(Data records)
==*==
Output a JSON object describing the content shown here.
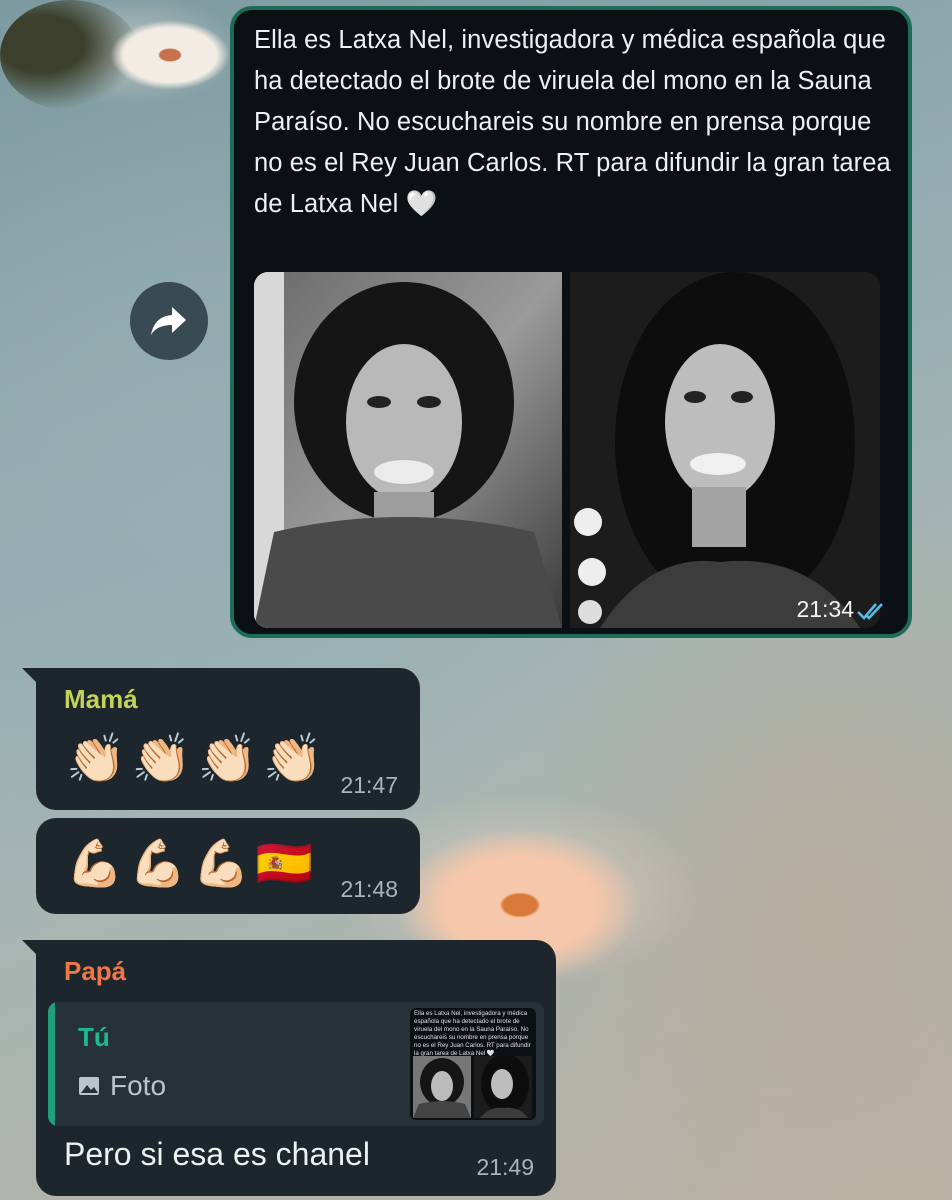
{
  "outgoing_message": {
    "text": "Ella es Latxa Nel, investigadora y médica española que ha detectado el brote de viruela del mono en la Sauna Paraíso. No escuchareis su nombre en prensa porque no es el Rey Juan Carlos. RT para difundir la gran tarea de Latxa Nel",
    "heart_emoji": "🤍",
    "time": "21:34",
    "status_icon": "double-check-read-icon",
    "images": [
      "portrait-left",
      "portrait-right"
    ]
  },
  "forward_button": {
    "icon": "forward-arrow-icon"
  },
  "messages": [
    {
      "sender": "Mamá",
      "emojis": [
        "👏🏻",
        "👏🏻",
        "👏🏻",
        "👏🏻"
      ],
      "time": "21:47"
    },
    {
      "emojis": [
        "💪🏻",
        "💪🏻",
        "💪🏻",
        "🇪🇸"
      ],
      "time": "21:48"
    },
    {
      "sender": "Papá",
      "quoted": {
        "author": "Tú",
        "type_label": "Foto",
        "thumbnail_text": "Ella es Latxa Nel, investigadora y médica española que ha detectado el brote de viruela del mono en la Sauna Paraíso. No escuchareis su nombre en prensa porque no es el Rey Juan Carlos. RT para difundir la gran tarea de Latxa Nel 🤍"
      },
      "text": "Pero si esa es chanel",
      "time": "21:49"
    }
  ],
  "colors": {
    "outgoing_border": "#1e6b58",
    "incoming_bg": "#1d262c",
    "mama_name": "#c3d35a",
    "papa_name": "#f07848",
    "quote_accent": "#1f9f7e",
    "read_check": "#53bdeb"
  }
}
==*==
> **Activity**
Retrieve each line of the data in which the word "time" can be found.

> **Answer to this problem**
    "time": "21:34",
      "time": "21:47"
      "time": "21:48"
      "time": "21:49"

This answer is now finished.